== Extracted data ==

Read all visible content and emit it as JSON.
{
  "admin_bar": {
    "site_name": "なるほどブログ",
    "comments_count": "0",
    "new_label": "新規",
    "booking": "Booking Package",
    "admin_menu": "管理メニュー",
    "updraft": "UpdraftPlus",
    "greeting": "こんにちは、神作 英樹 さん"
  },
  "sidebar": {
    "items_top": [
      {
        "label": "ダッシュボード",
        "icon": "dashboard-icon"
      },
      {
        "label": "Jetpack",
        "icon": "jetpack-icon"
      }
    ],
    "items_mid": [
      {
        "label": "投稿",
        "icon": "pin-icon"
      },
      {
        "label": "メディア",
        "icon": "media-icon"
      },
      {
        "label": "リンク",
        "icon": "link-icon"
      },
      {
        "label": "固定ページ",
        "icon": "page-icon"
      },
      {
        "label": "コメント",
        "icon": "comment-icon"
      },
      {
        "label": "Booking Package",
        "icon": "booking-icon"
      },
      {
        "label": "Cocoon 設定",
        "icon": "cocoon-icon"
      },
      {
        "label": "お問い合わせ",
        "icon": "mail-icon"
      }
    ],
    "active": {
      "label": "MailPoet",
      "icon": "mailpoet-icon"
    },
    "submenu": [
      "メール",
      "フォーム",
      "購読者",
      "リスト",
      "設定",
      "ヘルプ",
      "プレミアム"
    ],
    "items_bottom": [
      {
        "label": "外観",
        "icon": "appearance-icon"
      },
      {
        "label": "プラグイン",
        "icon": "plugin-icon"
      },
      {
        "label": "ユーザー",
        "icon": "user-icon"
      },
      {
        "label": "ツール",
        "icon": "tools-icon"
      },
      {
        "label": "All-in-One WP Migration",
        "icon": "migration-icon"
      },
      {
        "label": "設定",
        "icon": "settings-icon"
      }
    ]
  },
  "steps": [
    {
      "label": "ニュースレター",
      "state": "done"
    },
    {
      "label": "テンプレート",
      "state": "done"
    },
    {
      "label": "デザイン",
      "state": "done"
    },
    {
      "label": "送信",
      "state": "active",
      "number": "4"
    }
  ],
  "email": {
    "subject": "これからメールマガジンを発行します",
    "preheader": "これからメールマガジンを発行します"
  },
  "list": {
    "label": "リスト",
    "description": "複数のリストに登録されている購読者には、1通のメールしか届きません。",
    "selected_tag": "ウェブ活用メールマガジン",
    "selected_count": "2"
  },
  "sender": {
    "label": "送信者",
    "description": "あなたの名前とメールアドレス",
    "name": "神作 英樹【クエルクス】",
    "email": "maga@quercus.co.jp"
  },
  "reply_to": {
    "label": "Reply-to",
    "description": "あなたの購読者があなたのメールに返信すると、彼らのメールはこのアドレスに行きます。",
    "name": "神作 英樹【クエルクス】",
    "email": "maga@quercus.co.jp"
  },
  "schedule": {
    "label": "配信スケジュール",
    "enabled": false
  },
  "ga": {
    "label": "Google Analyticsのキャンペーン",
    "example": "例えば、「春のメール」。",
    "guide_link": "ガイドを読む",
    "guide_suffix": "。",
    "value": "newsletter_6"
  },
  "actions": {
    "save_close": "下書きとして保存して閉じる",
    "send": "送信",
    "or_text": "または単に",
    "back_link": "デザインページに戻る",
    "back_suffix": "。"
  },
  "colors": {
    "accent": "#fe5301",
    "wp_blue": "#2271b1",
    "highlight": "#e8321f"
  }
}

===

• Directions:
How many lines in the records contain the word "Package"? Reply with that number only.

• Exercise solution:
2